Hide from what? Kate wondered. These woods were deserted. What could he mean? Maybe she hadn't understood him right. Maybe the translator wasn't correct. As the boy passed her, he again cried, "Hide!" and shoved Kate hard, pushing her off the path and into the woods. She tripped on a gnarled root, tumbled into the undergrowth. She banged her head, felt sharp pain and a wave of dizziness. She was getting slowly to her feet when she realized what the rumbling sound was.
Riding at full gallop toward her.
Chris saw the young boy running up the path, and almost immediately, he heard the sound of pursuing horses. The boy, finally out of breath, stopped for a moment beside them, doubled over, and finally managed to gasp, "Hide! Hide!" before he darted away into the woods.

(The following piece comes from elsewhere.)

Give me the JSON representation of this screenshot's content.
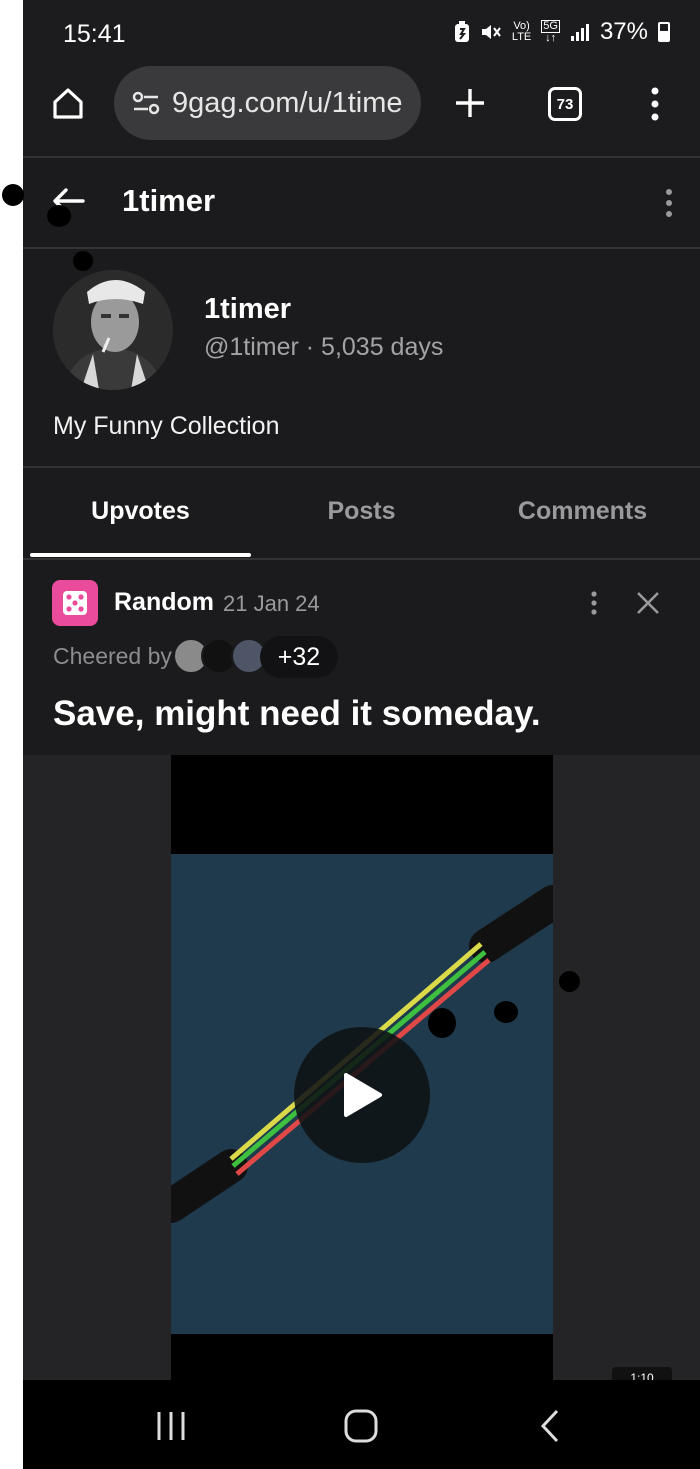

Marek ignored the boy. He was looking down the path.
Chris frowned. "What is all that about - "
"Now," Marek said, and throwing an arm around Chris's shoulders, he pulled him bodily off the path and into the foliage.
"Jesus," Chris said, "would you mind telling me - "

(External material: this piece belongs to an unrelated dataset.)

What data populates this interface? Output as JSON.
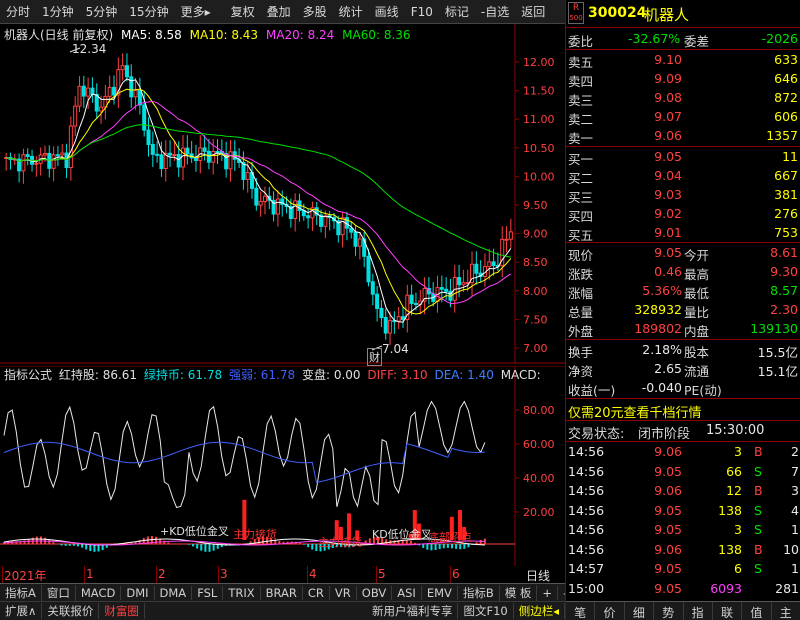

"Shhh!" Marek put his hand over Chris's mouth. "Do you want to get us killed?"
No, Chris thought, he was clear on that: he did not want to get anybody killed. Charging up the hill toward them were six horsemen in full armor: steel helmets, chain mail and cloth surcoats of maroon and gray. The horses were draped in black cloth studded with silver. The effect was ominous. The lead rider, wearing a helmet with a black plume, pointed ahead and screamed, "Godin!"
Baretto and Gomez were still standing beside the path, just standing there, apparently in shock at what they saw galloping toward them. The black rider leaned over in the saddle and swung his broadsword in an arc at Gomez as he rode past her.
Chris saw Gomez's headless torso, spurting blood, as it toppled to the ground. Baretto, spattered with blood, swore loudly as he ran into the woods. More riders galloped up the hill. Now they were all shouting, "Godin! Godin!" One rider wheeled on his horse, drawing his bow.
The arrow struck Baretto's left shoulder as he ran, the steel point punching through the other side, the impact knocking him to his knees. Cursing, Baretto staggered to his feet again, and finally reached his machine.
He picked up his belt, yanked one of the grenades free, and turned to throw it. An arrow struck him full in the chest. Baretto looked surprised, coughed, and fell back, sprawled in a seated position against the bars. He made a feeble effort to pull the arrow out of his chest. The next arrow passed through his throat. The grenade dropped from his hand.
Back on the path, the horses reared and whinnied, their riders wheeling in circles, shouting and pointing.
There was a bright flash of light.
Chris looked back in time to see Baretto still seated, unmoving, as the machine flashed repeatedly, shrinking in size.
In moments, the machine was gone. The riders now had looks of fear on their faces. The black-plumed rider shouted something to the others, and as a group, they whipped their horses and raced on up the hill, out of sight.
As the black rider turned to go, his horse stumbled over Gomez's body. Cursing, the rider wheeled and reared his horse repeatedly, stomping the body again and again. Blood flew in the air; the horse's forelegs turned dark red. At last the black rider turned, and with a final curse, he galloped up the hill again to rejoin the others.
"Jesus." The suddenness of it, the casual violence -
Chris scrambled to his feet, ran back to the path.
Gomez's body lay in a muddy pool, crushed almost beyond recognition. But one hand was flung outward and lay open on the ground. And next to her hand lay the white ceramic marker.
It was cracked open, its electronic innards exposed.
Chris picked it up. The ceramic fell apart in his hands, bits of white and silver fluttering to the ground, falling into the muddy pool. And in that moment, their situation was clear to him.
Their guides were both dead.
One machine was gone.
Their return marker was shattered.
Which meant they were stuck in this place. Trapped here, without guides or assistance. And with no prospect of ever getting back.